The Revelation of Mystery
“The mystery was made known to me by revelation, as I have written briefly” (Eph. 3:3).- Ephesians 3:3
Continuing his description of his call and ministry, Paul in today’s passage refers to the “mystery [that] was made known” to him “by revelation” (Eph. 3:3). Because we know that the apostle was called to serve the Gentiles (vv. 1–2), this mention of the mystery made known to Paul tells us the essence of his ministry involved taking what had been given to him by way of divine revelation and then using it for the benefit of the Gentiles. In other words, the apostle was called to declare the gospel of Jesus Christ to all the nations, which is what the Lord told Ananias shortly after Paul’s conversion to the Messiah (Acts 9:1–19).
Paul does not identify the point at which Jesus revealed the mystery to him by the inspiration of the Holy Spirit. It may have been immediately at his conversion, but it is more likely, given the apparent brevity of his Damascus Road experience, that Christ delivered the mystery to Paul over time. We know that the apostle spent some time in Arabia right after his conversion (Gal. 1:11–17), so it is possible that God delivered to him the content he was to declare to all the nations during that sojourn.

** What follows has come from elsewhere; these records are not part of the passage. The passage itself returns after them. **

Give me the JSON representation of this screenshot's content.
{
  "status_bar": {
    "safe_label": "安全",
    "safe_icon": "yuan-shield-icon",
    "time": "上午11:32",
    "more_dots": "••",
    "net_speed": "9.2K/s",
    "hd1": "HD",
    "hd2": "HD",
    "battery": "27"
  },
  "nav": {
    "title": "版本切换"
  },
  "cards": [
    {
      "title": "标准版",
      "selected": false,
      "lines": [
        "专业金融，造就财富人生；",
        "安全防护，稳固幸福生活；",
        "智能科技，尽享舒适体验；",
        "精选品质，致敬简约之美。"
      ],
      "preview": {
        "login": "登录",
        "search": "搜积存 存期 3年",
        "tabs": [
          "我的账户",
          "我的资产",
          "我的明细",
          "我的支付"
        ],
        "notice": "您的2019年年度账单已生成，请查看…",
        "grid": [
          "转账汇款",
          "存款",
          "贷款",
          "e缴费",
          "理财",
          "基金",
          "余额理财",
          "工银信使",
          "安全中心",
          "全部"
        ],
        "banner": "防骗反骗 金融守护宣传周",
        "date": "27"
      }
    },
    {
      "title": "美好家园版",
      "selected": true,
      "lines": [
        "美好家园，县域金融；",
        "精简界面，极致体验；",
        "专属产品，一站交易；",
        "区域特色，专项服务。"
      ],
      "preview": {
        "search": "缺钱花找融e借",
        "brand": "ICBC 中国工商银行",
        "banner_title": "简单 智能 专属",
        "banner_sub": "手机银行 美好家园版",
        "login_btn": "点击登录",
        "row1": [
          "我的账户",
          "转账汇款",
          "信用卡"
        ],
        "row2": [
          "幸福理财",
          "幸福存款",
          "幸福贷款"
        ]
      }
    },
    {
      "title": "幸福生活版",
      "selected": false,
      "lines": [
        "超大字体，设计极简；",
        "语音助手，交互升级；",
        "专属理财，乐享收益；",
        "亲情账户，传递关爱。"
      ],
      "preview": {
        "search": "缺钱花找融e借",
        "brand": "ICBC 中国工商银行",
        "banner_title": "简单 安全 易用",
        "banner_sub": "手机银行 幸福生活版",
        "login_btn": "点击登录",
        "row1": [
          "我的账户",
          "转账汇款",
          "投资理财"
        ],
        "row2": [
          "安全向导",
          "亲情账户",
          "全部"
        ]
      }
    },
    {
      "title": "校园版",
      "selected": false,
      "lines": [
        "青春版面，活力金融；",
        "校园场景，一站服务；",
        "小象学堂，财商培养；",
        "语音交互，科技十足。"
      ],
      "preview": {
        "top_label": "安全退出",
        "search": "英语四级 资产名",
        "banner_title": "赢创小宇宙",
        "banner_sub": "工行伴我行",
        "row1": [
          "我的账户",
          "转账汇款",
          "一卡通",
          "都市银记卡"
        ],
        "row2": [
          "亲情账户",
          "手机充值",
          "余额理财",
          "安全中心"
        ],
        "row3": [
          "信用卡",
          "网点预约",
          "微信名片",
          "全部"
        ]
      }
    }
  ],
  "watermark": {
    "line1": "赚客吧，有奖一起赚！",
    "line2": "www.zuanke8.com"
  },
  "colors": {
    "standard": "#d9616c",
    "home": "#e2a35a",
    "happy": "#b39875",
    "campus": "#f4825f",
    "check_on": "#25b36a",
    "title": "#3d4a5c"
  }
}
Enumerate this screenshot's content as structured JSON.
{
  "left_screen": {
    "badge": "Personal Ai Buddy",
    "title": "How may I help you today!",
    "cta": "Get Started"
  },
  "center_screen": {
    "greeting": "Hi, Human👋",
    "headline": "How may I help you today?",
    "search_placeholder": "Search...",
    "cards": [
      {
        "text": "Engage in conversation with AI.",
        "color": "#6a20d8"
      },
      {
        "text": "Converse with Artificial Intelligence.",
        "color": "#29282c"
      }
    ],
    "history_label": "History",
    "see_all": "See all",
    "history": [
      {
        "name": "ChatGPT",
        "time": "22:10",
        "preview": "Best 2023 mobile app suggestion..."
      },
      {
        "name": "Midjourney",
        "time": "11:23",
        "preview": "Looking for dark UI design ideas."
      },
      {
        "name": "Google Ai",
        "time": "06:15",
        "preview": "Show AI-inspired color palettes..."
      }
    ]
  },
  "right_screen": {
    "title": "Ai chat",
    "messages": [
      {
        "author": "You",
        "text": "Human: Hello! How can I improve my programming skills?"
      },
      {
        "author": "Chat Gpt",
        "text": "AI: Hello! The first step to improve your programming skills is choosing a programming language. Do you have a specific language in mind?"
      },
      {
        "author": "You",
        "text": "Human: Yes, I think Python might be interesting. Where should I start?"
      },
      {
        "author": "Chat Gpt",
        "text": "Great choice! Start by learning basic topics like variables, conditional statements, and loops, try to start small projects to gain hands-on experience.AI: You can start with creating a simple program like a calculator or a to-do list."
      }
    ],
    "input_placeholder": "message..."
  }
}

This mystery “was made known” to Paul (Eph. 3:3), which is simply another way of emphasizing the passivity of the apostle in his calling. In other words, God and God alone chose Paul for service, and he could not attribute this divine choice to anything in himself but only to the good pleasure of the Creator. It took revelation to understand this mystery — the Holy Spirit had to open Paul’s eyes and instruct him, and he never could have come to an understanding of the ways of God in salvation apart from this special work of grace. Being dead in sin, we likewise could never have understood the redemptive work of Christ apart from divine election and the opening of our hearts by the work of the Spirit (2:1–10).
We will look at the content of the mystery revealed to Paul next week, but let us note again that the word mystery in the New Testament does not refer to secret knowledge. Instead, mysteries are those things that were not plainly known under the old covenant but are now unveiled for all to see. There is no hidden information in God’s economy — His inscripturated revelation belongs to every believer, and no other standard but the Word of God can bind our consciences absolutely.
Cults commonly claim to have special teachings that are available only to a few who are wise enough to understand them or have enough money to buy this knowledge. This is far different from biblical Christianity, which assumes that God plays no favorites in delivering revelation but has given to all of His people all that they need for life and godliness in the Scriptures. As we work to study His Word, we can be sure that He will help us understand it.
Passages for Further Study
1 Corinthians 14